Task item:
Please return the records below exactly as they stand.

Records supplied:

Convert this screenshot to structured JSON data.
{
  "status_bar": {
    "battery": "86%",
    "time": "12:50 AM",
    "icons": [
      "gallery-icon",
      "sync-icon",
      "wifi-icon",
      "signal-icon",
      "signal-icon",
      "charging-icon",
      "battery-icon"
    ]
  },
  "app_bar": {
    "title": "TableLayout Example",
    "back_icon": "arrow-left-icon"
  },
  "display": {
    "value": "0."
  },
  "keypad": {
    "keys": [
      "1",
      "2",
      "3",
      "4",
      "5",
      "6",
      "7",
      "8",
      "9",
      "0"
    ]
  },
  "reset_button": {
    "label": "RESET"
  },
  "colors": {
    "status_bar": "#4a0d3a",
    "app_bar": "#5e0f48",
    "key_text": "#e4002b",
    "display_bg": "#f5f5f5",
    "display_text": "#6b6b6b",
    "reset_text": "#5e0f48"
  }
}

Solution for this problem:
Convert this screenshot to structured JSON data.
{
  "status_bar": {
    "battery": "86%",
    "time": "12:50 AM",
    "icons": [
      "gallery-icon",
      "sync-icon",
      "wifi-icon",
      "signal-icon",
      "signal-icon",
      "charging-icon",
      "battery-icon"
    ]
  },
  "app_bar": {
    "title": "TableLayout Example",
    "back_icon": "arrow-left-icon"
  },
  "display": {
    "value": "0."
  },
  "keypad": {
    "keys": [
      "1",
      "2",
      "3",
      "4",
      "5",
      "6",
      "7",
      "8",
      "9",
      "0"
    ]
  },
  "reset_button": {
    "label": "RESET"
  },
  "colors": {
    "status_bar": "#4a0d3a",
    "app_bar": "#5e0f48",
    "key_text": "#e4002b",
    "display_bg": "#f5f5f5",
    "display_text": "#6b6b6b",
    "reset_text": "#5e0f48"
  }
}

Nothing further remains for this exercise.